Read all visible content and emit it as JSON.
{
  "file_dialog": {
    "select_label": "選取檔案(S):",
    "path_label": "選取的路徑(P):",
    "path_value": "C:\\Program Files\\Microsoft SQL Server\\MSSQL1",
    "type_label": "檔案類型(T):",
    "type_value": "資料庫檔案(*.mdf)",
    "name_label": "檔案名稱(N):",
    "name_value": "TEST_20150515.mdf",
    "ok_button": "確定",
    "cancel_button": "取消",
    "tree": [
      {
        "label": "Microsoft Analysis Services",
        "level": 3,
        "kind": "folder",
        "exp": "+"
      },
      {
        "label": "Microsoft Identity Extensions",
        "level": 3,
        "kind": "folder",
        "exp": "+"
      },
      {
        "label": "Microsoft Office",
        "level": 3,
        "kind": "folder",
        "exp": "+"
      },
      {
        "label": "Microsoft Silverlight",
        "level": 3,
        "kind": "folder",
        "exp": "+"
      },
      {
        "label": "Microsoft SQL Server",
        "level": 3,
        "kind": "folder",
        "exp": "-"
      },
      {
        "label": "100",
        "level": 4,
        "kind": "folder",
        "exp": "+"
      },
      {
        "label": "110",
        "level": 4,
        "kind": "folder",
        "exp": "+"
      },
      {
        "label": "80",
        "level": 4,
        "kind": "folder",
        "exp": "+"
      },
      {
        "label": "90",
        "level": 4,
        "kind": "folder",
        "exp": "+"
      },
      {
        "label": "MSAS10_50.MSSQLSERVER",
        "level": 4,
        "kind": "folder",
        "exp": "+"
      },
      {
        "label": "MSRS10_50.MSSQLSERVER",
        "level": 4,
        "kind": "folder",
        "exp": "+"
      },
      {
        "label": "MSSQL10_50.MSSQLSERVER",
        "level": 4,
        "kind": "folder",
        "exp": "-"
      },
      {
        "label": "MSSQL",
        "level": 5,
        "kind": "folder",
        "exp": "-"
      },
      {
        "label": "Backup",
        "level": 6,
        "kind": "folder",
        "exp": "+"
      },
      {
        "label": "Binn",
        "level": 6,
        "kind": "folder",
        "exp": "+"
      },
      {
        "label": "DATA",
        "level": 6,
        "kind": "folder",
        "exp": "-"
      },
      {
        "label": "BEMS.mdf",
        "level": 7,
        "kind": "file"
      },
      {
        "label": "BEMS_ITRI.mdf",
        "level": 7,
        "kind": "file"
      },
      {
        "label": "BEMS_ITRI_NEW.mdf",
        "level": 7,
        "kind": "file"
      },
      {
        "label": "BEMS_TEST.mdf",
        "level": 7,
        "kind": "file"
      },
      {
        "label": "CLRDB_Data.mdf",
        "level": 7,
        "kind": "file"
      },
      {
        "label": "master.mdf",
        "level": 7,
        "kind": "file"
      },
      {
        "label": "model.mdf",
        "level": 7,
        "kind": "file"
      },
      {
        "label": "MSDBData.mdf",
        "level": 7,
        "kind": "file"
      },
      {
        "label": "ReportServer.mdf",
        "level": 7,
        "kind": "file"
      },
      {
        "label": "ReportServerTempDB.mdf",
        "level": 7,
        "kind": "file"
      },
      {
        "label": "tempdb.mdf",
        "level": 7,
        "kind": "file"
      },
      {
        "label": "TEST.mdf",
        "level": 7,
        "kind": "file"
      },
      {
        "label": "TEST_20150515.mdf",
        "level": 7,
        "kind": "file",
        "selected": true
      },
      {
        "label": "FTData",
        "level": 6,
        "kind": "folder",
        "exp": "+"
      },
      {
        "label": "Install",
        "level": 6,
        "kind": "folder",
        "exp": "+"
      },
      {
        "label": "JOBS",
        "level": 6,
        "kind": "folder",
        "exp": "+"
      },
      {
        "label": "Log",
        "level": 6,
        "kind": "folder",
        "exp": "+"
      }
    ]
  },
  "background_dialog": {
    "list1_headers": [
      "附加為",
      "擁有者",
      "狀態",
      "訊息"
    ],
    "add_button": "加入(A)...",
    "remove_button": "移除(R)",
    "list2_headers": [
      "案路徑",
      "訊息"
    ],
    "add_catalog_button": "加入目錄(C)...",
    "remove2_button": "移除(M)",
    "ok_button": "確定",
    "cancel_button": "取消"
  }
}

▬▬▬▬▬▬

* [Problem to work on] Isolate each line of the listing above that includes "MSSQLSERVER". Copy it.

* [Answer to this problem]
        "label": "MSAS10_50.MSSQLSERVER",
        "label": "MSRS10_50.MSSQLSERVER",
        "label": "MSSQL10_50.MSSQLSERVER",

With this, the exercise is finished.